Records contained in a dataset:
---
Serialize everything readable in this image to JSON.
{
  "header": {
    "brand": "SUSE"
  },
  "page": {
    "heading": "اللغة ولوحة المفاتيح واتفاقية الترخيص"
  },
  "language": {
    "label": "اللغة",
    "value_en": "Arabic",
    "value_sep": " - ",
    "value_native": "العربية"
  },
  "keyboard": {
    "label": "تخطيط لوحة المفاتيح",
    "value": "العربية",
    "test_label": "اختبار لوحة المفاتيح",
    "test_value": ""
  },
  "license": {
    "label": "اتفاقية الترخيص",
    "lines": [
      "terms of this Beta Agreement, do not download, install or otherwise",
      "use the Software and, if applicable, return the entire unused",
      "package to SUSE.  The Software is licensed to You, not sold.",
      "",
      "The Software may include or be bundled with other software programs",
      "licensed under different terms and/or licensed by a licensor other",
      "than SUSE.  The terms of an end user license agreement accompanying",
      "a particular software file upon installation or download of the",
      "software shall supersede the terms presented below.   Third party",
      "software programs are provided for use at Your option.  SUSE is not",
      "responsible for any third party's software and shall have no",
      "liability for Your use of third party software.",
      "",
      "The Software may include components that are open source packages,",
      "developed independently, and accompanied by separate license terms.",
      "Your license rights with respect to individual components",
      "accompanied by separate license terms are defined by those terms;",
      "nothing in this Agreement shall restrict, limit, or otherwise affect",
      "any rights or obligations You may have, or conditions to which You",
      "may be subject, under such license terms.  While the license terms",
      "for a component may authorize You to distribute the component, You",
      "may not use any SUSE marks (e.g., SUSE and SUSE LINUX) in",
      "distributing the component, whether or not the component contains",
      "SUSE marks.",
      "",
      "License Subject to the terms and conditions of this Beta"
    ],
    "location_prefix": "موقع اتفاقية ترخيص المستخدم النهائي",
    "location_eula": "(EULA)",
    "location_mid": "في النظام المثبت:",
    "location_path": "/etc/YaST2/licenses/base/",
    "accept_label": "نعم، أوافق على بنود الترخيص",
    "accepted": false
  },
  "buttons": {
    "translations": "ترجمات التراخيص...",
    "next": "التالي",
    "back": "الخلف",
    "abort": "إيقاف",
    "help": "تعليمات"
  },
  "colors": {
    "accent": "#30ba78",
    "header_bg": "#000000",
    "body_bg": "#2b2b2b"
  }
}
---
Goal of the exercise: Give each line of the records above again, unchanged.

Task response:
Serialize everything readable in this image to JSON.
{
  "header": {
    "brand": "SUSE"
  },
  "page": {
    "heading": "اللغة ولوحة المفاتيح واتفاقية الترخيص"
  },
  "language": {
    "label": "اللغة",
    "value_en": "Arabic",
    "value_sep": " - ",
    "value_native": "العربية"
  },
  "keyboard": {
    "label": "تخطيط لوحة المفاتيح",
    "value": "العربية",
    "test_label": "اختبار لوحة المفاتيح",
    "test_value": ""
  },
  "license": {
    "label": "اتفاقية الترخيص",
    "lines": [
      "terms of this Beta Agreement, do not download, install or otherwise",
      "use the Software and, if applicable, return the entire unused",
      "package to SUSE.  The Software is licensed to You, not sold.",
      "",
      "The Software may include or be bundled with other software programs",
      "licensed under different terms and/or licensed by a licensor other",
      "than SUSE.  The terms of an end user license agreement accompanying",
      "a particular software file upon installation or download of the",
      "software shall supersede the terms presented below.   Third party",
      "software programs are provided for use at Your option.  SUSE is not",
      "responsible for any third party's software and shall have no",
      "liability for Your use of third party software.",
      "",
      "The Software may include components that are open source packages,",
      "developed independently, and accompanied by separate license terms.",
      "Your license rights with respect to individual components",
      "accompanied by separate license terms are defined by those terms;",
      "nothing in this Agreement shall restrict, limit, or otherwise affect",
      "any rights or obligations You may have, or conditions to which You",
      "may be subject, under such license terms.  While the license terms",
      "for a component may authorize You to distribute the component, You",
      "may not use any SUSE marks (e.g., SUSE and SUSE LINUX) in",
      "distributing the component, whether or not the component contains",
      "SUSE marks.",
      "",
      "License Subject to the terms and conditions of this Beta"
    ],
    "location_prefix": "موقع اتفاقية ترخيص المستخدم النهائي",
    "location_eula": "(EULA)",
    "location_mid": "في النظام المثبت:",
    "location_path": "/etc/YaST2/licenses/base/",
    "accept_label": "نعم، أوافق على بنود الترخيص",
    "accepted": false
  },
  "buttons": {
    "translations": "ترجمات التراخيص...",
    "next": "التالي",
    "back": "الخلف",
    "abort": "إيقاف",
    "help": "تعليمات"
  },
  "colors": {
    "accent": "#30ba78",
    "header_bg": "#000000",
    "body_bg": "#2b2b2b"
  }
}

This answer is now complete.